Doesn’t all this sound familiar to the Montessori educator? Often, this is how a Montessori environment is described. And believe it or not, this is happening not in a privileged, private Montessori school, but in 37,000 schools run by the government of Tamil Nadu, involving 120,000 teachers and reaching about 5,000,000 children from classes one to four. Too many zeroes? Blink again, but the numbers are right. These children are mostly from the poorer families.
As you go into the classroom, to sit down quietly and observe with your notebook and pen, you may see some familiar and some unfamiliar situations and activities. Keep aside the quick judgments, the need to define and arrive at conclusions; allow time for the mind to compare and conclude. Observe and you may see some universal truths unfold in front of you.
What happened to make Activity-Based Learning create such a tsunami of rethinking and manage to actualize some of the ideas that had been mere rhetoric for so many years?
In the late ‘90s, the World Bank supported the District Primary Education Programme, taken up in seven districts in Tamil Nadu. A dramatic review of the system followed, but it had one drawback – the majority of the administrators and teachers did not change, and consequently the problem of almost 50%of children dropping out of primary school was not resolved. Many left school before they were ten years old.
As often happens, some individual histories ran parallel to larger events. M.P. Vijayakumar, an officer of the civil service administration, was the Additional Secretary of Education in 2000. Faced with many children leaving school to join the work force, he felt strongly that schools should be the solution rather than the problem and that change had to begin at the helm, at the level of the teacher-training institutions. In his search for trainers able to train the teacher educators, he was introduced to Amukta Mahapatra by the Centre for Montessori Training in Chennai and he invited her to do a trial programme. This was done as a series of workshops, from which a core group developed. The teachers learnt on the job, observing a multiple-age class, rehearsing and preparing their session before training teachers and in the process trained the education community.
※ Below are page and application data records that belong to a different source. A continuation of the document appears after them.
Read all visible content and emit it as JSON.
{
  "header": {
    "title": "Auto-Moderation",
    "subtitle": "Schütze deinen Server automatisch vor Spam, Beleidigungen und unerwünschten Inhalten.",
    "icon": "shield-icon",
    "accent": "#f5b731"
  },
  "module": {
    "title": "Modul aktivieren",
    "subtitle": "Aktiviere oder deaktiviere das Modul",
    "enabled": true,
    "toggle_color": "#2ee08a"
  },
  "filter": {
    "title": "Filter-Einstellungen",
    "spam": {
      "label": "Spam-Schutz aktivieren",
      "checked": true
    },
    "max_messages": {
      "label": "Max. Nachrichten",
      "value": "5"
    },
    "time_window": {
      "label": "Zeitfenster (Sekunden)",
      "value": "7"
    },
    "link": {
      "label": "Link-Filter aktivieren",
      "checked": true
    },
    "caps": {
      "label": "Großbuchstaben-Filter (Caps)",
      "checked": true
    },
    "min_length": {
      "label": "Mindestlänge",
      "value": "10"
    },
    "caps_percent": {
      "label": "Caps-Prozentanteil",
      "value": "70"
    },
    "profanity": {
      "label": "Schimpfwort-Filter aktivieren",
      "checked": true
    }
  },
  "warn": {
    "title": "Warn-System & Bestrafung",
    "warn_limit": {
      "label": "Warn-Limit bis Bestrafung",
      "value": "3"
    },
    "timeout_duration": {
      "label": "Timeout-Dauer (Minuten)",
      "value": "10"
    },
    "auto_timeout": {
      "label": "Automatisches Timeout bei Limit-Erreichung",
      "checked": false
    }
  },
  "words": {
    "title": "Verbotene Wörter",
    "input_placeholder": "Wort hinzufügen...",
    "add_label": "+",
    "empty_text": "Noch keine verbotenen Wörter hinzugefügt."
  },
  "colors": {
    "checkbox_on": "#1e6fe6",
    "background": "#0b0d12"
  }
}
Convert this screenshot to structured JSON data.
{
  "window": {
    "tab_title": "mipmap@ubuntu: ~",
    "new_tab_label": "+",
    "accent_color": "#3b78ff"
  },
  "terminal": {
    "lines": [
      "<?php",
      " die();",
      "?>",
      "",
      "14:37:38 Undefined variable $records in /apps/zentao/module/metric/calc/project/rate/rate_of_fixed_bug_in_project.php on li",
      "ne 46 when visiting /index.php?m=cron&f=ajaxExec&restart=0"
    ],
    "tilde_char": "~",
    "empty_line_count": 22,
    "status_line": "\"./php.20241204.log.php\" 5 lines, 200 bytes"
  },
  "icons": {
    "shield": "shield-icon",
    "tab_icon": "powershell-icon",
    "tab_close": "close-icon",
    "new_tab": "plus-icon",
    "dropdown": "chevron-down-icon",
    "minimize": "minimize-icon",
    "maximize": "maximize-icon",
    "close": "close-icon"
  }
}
About 750 were trained from 2001 to 2002.
The expanding core group went on to train all the 200,000 elementary school teachers in the state. Meanwhile one had to crack the problem of learning materials, critical to make the child an independent learner and move away from continuous teacher-directed activity. One difficulty with making material available to the schools, especially in such large numbers, was the cost. A means to mass-produce responsibly was found and the costs became affordable.
Meanwhile the system used by the rural schools run by Rishi Valley School, an expensive Krishnamurti school near Bangalore, had been identified as suitable: it had a transparent curriculum and continuous assessment built into it. UNICEF was promoting this method as part of its quality package to government schools. After much hard work, with unbelievably quick results the pedagogy was in place within 12 months. The subjects were Tamil, Mathematics, Environmental Studies and English. The children worked at their own pace, individually or in small groups, with the teacher in a facilitating role. There were no textbooks, and only a couple of workbooks. There were low-level blackboards on which children could write or draw by themselves. Montessori mathematics materials were available. Parents were encouraged to observe the class.
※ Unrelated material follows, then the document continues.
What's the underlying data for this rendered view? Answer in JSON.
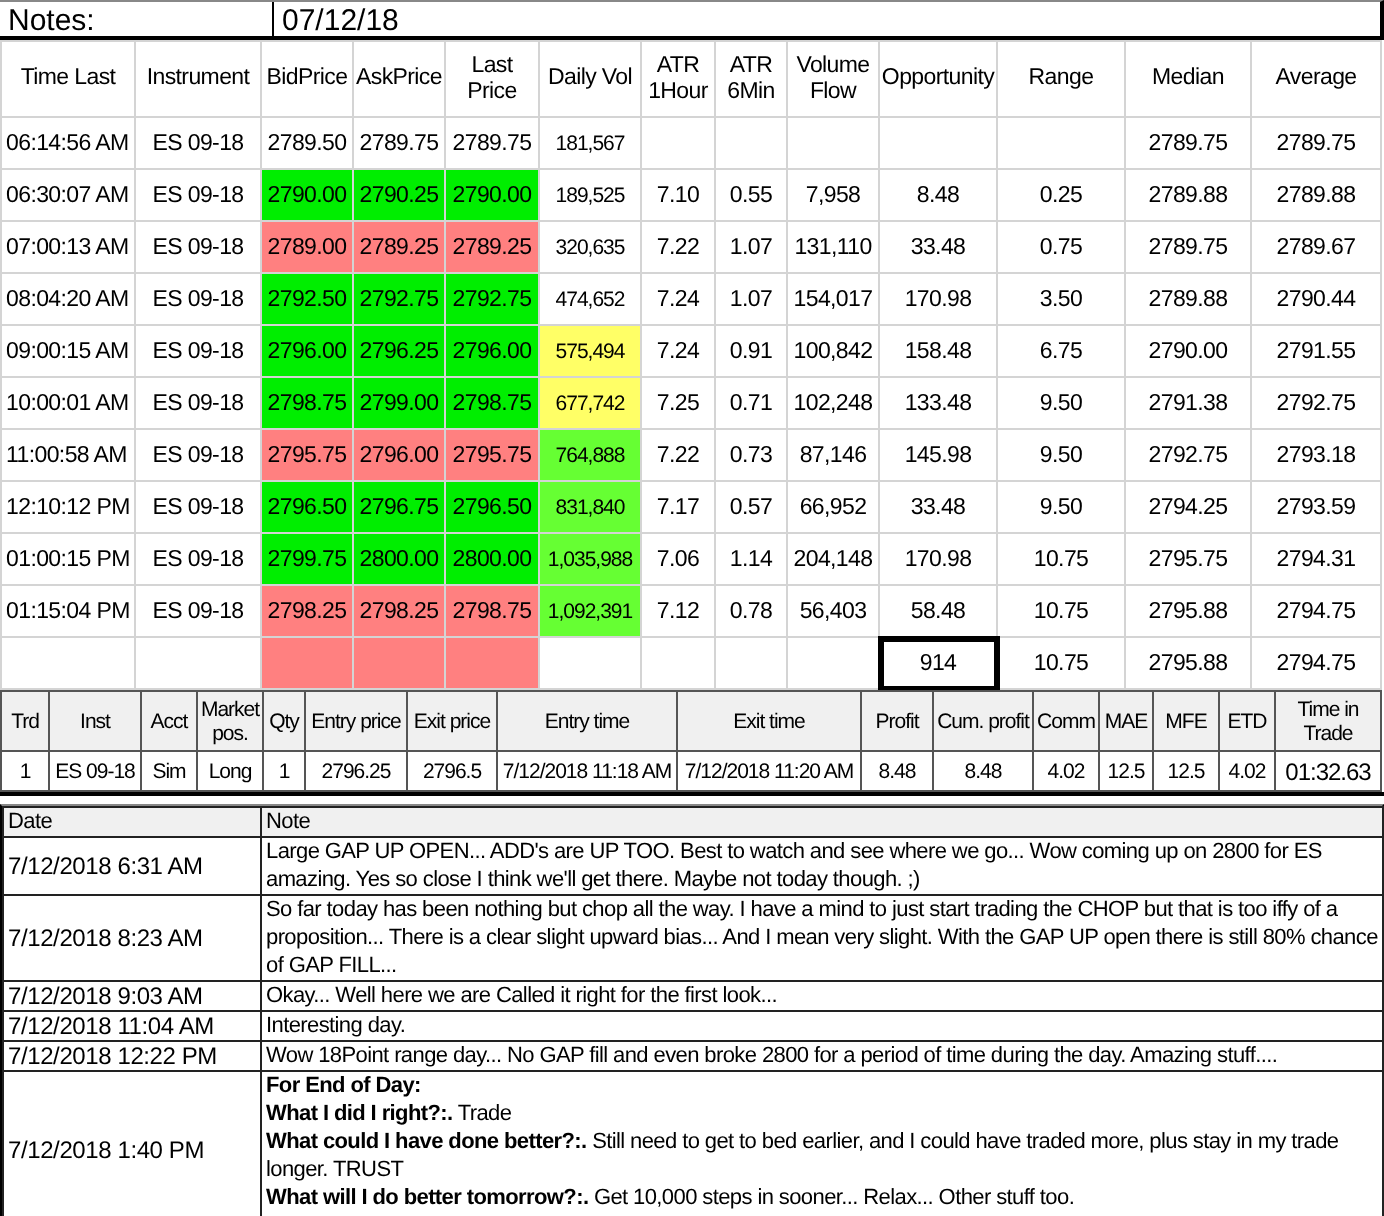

In 2006 Mr M.P.Vijayakumar was State Project Director of SSA, an Education for All programme, and decided that ABL could be up-scaled to the whole state: what was successful in Chennai needed to reach all the primary school children in the state.